Retaliation, the fastest growing cause of action in discrimination law, has gained considerable attention, following two cases decided by the U.S. Supreme Court. The 2006 Supreme Court case, White v. Burlington Northern, and the 2009 Supreme Court decision in Crawford v. Metropolitan Government of Nashville has made retaliation front-page news. White created legal ambiguities that allow plaintiffs’ lawyers to posture and leave management lawyers without the tools to adequately render legal advice. Crawford expanded the opposition clause, which involves an employee’s resistance to a perceived violation of discrimination statutes. While there’s no indication that either case should result in more plaintiff victories (nor prevent employers from managing their workforce), the cases will, in all likelihood, lead to a further increase in claims. They also could change some management practices, despite causing no major changes in plaintiffs’ abilities to succeed in their claims. Following extensive discussion at the 2008 and 2009 Labor and Employment Law Roundtables, we conducted this analysis to examine the effects of the White and Crawford cases and explain the law surrounding retaliation. Before we address these issues, however, we examine the statistical increase in retaliation claims and hypothesize why these cases are on the rise.

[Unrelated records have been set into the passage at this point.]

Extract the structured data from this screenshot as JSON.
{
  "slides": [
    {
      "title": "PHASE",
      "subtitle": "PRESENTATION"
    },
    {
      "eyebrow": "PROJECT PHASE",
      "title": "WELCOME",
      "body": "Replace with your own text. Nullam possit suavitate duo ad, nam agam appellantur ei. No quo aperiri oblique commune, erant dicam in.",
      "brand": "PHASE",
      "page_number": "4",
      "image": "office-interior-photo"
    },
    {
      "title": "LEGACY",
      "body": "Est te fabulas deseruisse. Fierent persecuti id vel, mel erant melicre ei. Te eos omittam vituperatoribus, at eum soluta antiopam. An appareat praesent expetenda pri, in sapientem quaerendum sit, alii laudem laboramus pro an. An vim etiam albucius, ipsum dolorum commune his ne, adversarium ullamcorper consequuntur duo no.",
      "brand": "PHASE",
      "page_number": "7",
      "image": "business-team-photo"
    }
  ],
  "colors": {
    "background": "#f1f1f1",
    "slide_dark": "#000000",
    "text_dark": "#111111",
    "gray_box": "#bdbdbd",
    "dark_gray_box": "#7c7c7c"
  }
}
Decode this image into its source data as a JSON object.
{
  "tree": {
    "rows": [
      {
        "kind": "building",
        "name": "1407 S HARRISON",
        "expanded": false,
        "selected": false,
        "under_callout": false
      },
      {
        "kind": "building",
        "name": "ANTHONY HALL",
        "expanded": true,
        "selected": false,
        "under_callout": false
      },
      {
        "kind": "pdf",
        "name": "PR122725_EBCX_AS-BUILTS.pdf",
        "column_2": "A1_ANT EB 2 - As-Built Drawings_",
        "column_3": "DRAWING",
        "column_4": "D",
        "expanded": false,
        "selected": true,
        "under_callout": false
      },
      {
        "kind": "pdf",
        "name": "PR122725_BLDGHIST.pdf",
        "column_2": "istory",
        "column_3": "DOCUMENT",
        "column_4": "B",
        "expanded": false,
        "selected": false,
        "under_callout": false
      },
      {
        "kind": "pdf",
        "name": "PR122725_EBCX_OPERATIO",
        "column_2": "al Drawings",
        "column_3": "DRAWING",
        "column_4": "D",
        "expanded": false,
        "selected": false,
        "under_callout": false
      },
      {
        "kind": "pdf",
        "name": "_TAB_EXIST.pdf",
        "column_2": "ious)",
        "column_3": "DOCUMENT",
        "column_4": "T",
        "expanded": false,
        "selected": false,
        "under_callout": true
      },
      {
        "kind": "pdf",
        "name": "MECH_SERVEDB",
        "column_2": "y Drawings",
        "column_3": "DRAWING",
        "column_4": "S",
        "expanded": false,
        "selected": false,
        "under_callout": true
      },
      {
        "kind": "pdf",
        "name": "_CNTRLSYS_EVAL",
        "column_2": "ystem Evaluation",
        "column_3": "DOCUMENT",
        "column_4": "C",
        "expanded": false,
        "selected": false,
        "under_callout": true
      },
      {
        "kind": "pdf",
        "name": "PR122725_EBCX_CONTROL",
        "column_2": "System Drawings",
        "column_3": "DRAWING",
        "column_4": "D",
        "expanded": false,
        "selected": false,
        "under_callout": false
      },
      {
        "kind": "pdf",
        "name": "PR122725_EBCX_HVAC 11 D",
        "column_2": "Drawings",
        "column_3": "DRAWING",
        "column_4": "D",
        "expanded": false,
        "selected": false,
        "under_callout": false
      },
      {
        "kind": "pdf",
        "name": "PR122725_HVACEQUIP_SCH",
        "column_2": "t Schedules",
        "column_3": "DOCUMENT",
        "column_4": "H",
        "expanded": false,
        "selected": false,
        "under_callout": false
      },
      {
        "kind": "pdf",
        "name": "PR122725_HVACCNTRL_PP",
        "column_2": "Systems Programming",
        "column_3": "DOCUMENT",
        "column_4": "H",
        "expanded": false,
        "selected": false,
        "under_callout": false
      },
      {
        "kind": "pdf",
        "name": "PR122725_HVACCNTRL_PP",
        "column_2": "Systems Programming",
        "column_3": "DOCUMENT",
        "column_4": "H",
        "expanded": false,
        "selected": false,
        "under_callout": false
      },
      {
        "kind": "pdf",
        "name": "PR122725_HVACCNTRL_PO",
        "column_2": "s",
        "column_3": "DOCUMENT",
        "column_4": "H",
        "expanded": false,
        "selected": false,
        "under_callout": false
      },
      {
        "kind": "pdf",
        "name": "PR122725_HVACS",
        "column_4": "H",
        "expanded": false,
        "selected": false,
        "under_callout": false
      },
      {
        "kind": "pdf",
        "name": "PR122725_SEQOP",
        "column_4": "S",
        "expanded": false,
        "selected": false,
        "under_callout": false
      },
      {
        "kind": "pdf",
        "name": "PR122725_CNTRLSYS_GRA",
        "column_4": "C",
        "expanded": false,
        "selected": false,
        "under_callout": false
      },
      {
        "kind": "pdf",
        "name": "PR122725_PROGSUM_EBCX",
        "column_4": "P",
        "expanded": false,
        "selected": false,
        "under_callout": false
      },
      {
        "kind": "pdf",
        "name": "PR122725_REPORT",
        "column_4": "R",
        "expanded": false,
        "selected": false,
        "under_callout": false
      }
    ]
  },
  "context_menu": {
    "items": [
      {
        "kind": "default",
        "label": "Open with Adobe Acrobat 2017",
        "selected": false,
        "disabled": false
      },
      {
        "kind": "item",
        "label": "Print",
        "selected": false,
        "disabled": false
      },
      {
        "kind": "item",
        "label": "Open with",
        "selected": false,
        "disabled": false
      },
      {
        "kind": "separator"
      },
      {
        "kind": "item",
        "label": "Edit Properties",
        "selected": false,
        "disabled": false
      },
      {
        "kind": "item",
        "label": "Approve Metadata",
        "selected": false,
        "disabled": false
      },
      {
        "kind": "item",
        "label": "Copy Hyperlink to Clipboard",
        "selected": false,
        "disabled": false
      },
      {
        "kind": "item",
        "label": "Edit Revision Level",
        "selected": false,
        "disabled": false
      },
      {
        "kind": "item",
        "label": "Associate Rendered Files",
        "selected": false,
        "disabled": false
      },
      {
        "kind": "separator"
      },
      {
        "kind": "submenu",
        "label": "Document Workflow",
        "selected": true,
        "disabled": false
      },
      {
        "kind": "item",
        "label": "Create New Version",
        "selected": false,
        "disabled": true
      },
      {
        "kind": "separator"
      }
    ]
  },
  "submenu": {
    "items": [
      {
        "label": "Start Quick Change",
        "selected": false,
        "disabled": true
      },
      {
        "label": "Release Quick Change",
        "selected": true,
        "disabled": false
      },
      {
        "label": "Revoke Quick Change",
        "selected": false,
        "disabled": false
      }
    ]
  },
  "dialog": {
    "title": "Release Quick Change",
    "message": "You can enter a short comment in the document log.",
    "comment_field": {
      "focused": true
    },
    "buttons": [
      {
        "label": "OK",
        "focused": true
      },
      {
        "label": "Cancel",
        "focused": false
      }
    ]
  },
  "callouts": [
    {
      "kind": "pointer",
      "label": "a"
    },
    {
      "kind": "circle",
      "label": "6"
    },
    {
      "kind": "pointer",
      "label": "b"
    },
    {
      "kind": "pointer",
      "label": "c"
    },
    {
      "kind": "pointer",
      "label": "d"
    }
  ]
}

Sherwyn, D., & Gilman, G. (2009). Retaliation: Why an increase in claims does not mean the sky is falling [Electronic article]. Cornell Hospitality Roundtable Proceedings, 1(2), 6-17.